I suspect I’m going to show my age here (or just that I’m an introverted prude), when I say that I just didn’t get the constant blogging. While reading I just found myself asking rather Mumsy questions like:
- Why would you put this much private information on the interweb?
- Where is she finding the time to blog this much?
- How does she write such long posts on her phone? I can’t see anything on that tiny screen.
I ended up pretending that Emma was keeping an old-fashioned pen and paper diary just so that I could manage to read a few pages of the book without blurting out how things have changed since my day (I’m nearly 32 by the way, I didn’t grow up in the dark ages or anything but Facebook didn’t exist until I was at university and it was another five years before it even got close to today’s epic level of over-sharing), but even so this made it pretty hard for me to get into the book.

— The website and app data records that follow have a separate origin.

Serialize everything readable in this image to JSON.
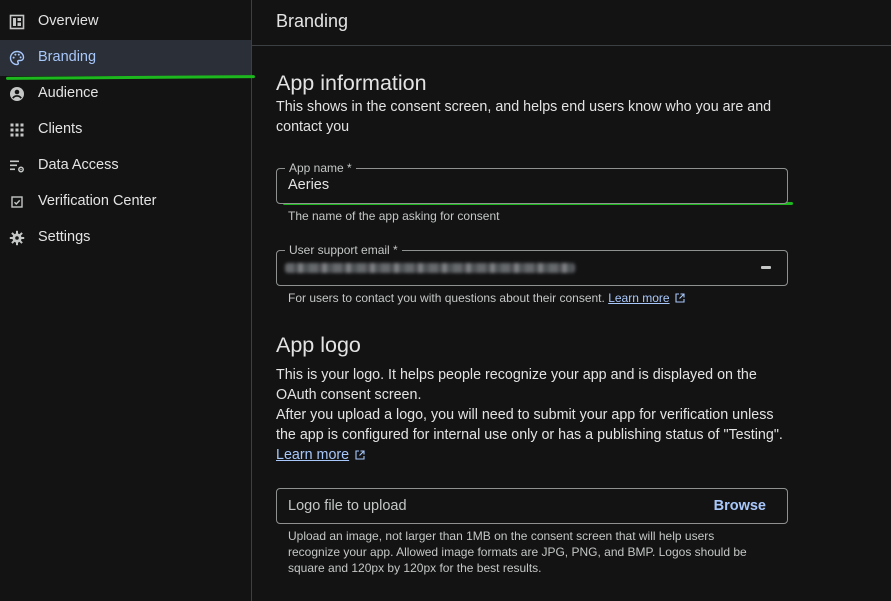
{
  "sidebar": {
    "items": [
      {
        "label": "Overview",
        "icon": "dashboard-icon"
      },
      {
        "label": "Branding",
        "icon": "palette-icon",
        "active": true
      },
      {
        "label": "Audience",
        "icon": "account-circle-icon"
      },
      {
        "label": "Clients",
        "icon": "apps-grid-icon"
      },
      {
        "label": "Data Access",
        "icon": "data-settings-icon"
      },
      {
        "label": "Verification Center",
        "icon": "verified-checkbox-icon"
      },
      {
        "label": "Settings",
        "icon": "gear-icon"
      }
    ]
  },
  "header": {
    "title": "Branding"
  },
  "app_info": {
    "heading": "App information",
    "description": "This shows in the consent screen, and helps end users know who you are and contact you",
    "app_name": {
      "label": "App name *",
      "value": "Aeries",
      "hint": "The name of the app asking for consent"
    },
    "support_email": {
      "label": "User support email *",
      "hint": "For users to contact you with questions about their consent.",
      "learn_more": "Learn more"
    }
  },
  "app_logo": {
    "heading": "App logo",
    "description_1": "This is your logo. It helps people recognize your app and is displayed on the OAuth consent screen.",
    "description_2": "After you upload a logo, you will need to submit your app for verification unless the app is configured for internal use only or has a publishing status of \"Testing\".",
    "learn_more": "Learn more",
    "upload_placeholder": "Logo file to upload",
    "browse_label": "Browse",
    "hint_1": "Upload an image, not larger than 1MB on the consent screen that will help users",
    "hint_2": "recognize your app. Allowed image formats are JPG, PNG, and BMP. Logos should be",
    "hint_3": "square and 120px by 120px for the best results."
  },
  "colors": {
    "background": "#131314",
    "accent": "#a8c7fa",
    "active_bg": "#2a2f38",
    "annotation": "#1db81d"
  }
}
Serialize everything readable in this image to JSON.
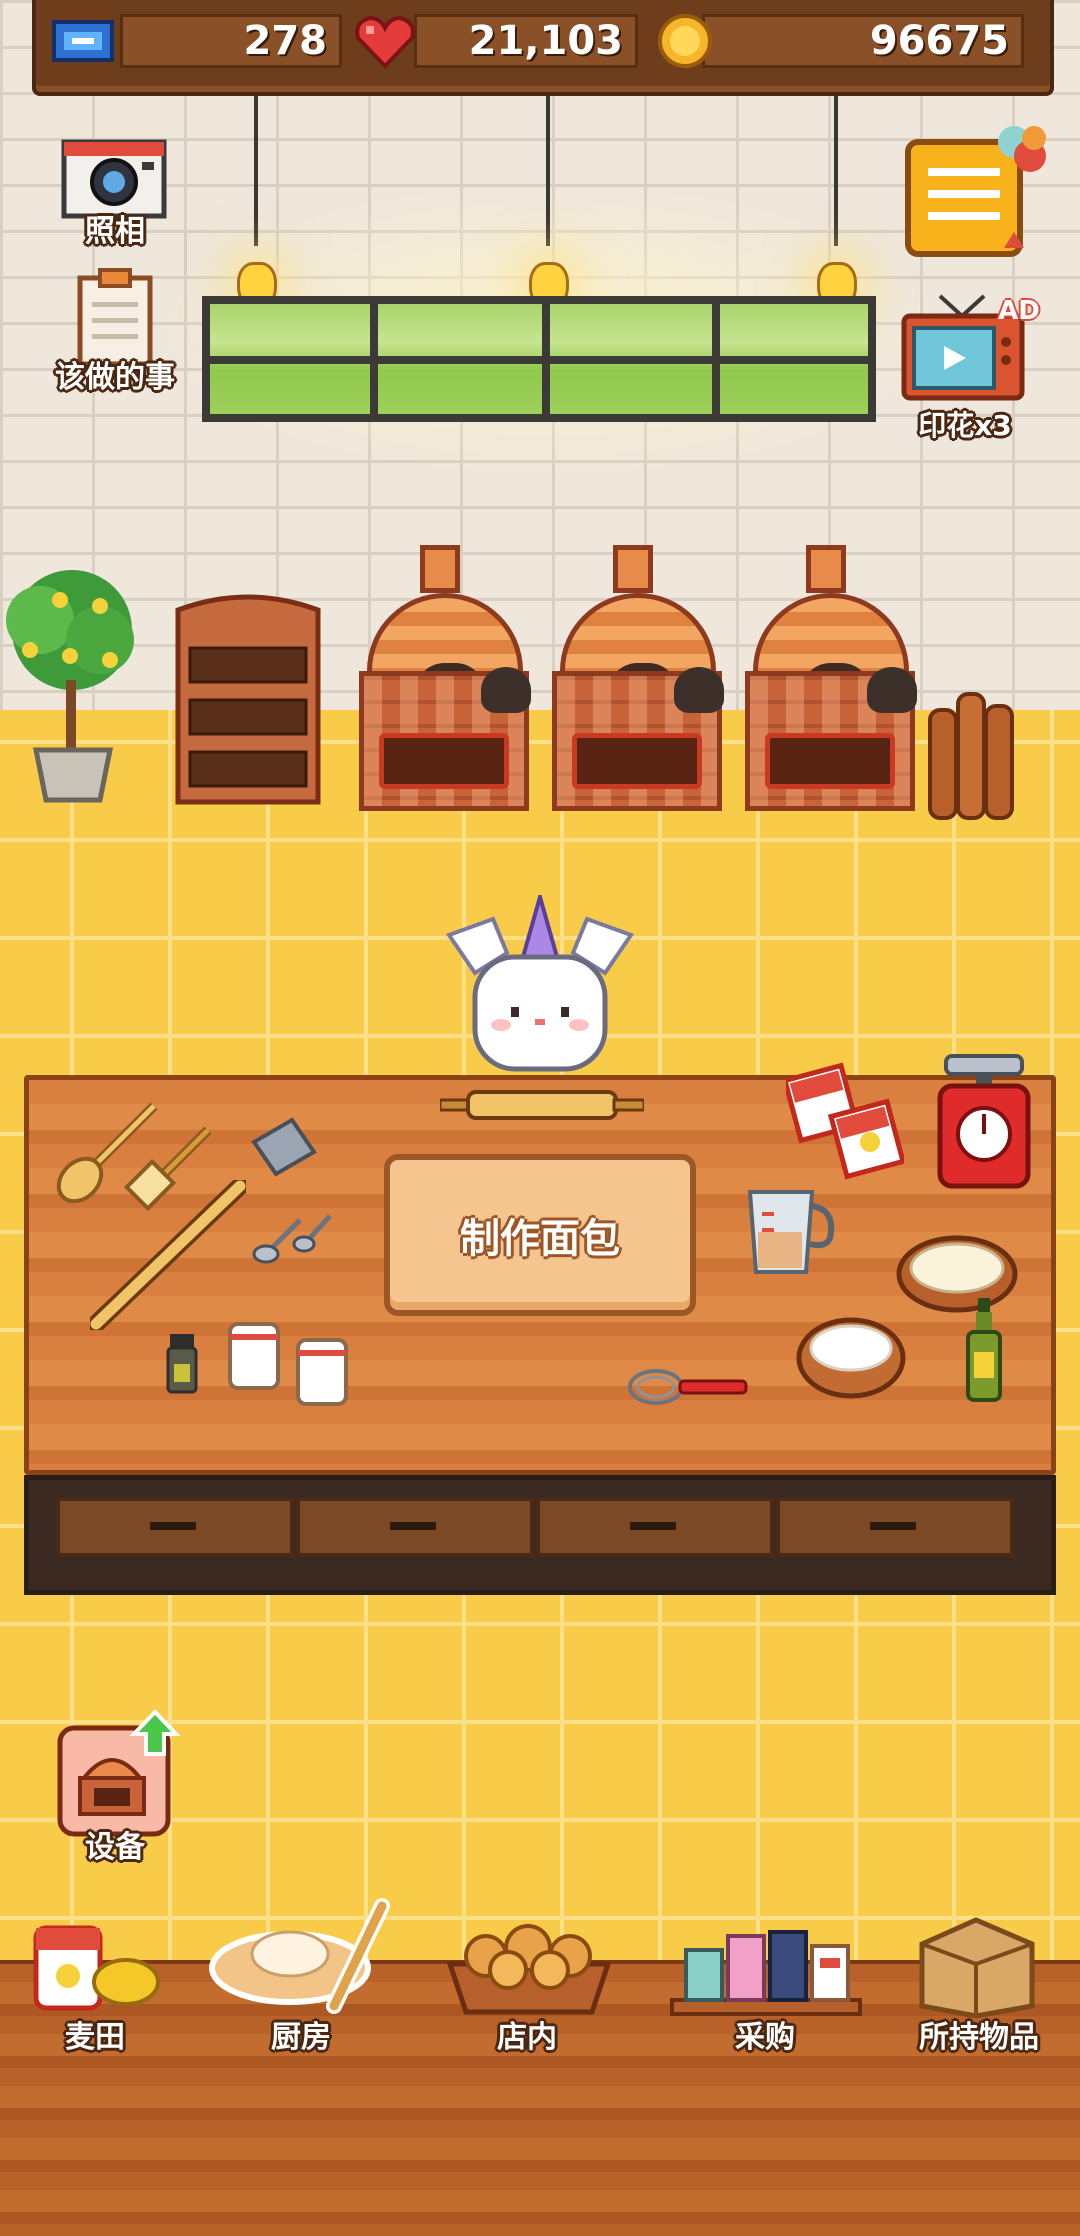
{
  "stats": {
    "tickets": "278",
    "hearts": "21,103",
    "coins": "96675"
  },
  "left_buttons": {
    "camera_label": "照相",
    "todo_label": "该做的事",
    "equipment_label": "设备"
  },
  "right_buttons": {
    "ad_badge": "AD",
    "stamp_label": "印花x3"
  },
  "table": {
    "make_bread_label": "制作面包"
  },
  "bottom_nav": [
    {
      "label": "麦田",
      "icon": "wheat-field-icon"
    },
    {
      "label": "厨房",
      "icon": "kitchen-icon"
    },
    {
      "label": "店内",
      "icon": "shop-interior-icon"
    },
    {
      "label": "采购",
      "icon": "purchase-icon"
    },
    {
      "label": "所持物品",
      "icon": "inventory-icon"
    }
  ],
  "colors": {
    "floor": "#f8cc48",
    "wood_dark": "#6e3d1c",
    "oven_brick": "#c9643a",
    "accent_red": "#e63b3b",
    "coin_gold": "#f6b52a"
  }
}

That said, I found Emma as a character pretty lovable. I love the way that Chloe Seager portrays her as a totally flawed individual that we can all relate to. We’ve all spent way too long after a break up checking out an ex’s social media pages, or told a little white lie on a first date, or accidentally shared a post/text/email with people that weren’t supposed to see it. And I suspect, most of us have dealt with the sure sense that the world is over following these indiscretions with the same dignity and aplomb that Emma musters!
These ‘we’ve all been there’ situations are mixed in with some less common occurrences; telling people about the time you staked out your Mum’s boyfriend whilst in disguise is probably less likely to be met with a chorus of “oh my god, me too”, but it does make for pretty good comedy. I actually wish that there had been some more completely ridiculous situations à la Bridget Jones, I think this would have made the book laugh-out-loud-funny rather than just tiny-smirk-to-self-when-reading-funny.
The difficulty that I had with getting my head around the premise coupled with the too predictable happy ending (no spoilers so I won’t go into this) makes this book the Bradley Cooper of the funny young adult genre for me: personally, I don’t get it but I’d totally understand if someone else said they love it.